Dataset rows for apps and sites
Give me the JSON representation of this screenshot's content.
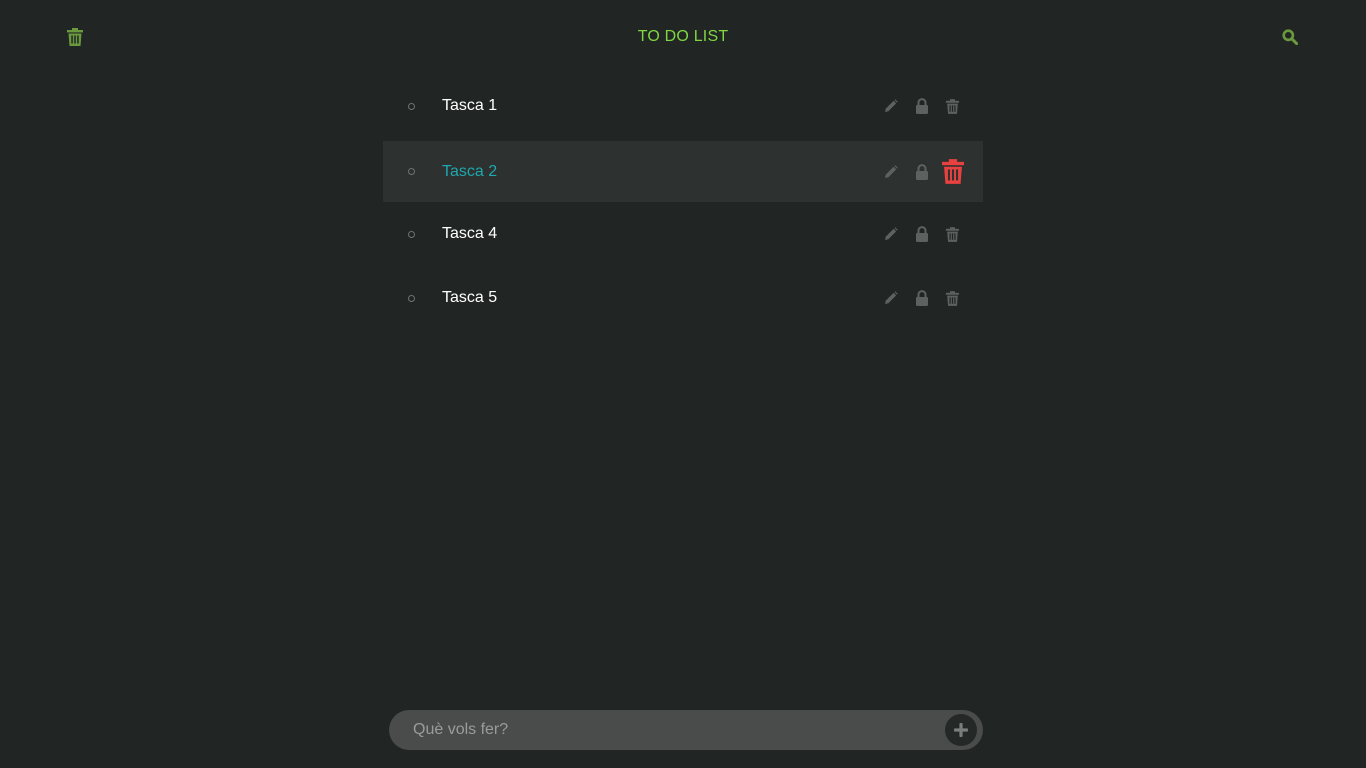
{
  "header": {
    "title": "TO DO LIST",
    "left_icon": "trash-icon",
    "right_icon": "search-icon"
  },
  "tasks": [
    {
      "label": "Tasca 1",
      "active": false
    },
    {
      "label": "Tasca 2",
      "active": true
    },
    {
      "label": "Tasca 4",
      "active": false
    },
    {
      "label": "Tasca 5",
      "active": false
    }
  ],
  "task_action_icons": [
    "pencil-icon",
    "lock-icon",
    "trash-icon"
  ],
  "composer": {
    "placeholder": "Què vols fer?",
    "value": "",
    "add_icon": "plus-icon"
  },
  "colors": {
    "background": "#212524",
    "accent_green": "#7fd641",
    "icon_green": "#6b9a3e",
    "active_row": "#2d3130",
    "active_text": "#1fa8ad",
    "delete_red": "#e8413f",
    "muted_icon": "#5d615f"
  }
}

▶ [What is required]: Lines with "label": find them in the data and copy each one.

▶ [Output of the exercise]:
      "label": "Tasca 1",
      "label": "Tasca 2",
      "label": "Tasca 4",
      "label": "Tasca 5",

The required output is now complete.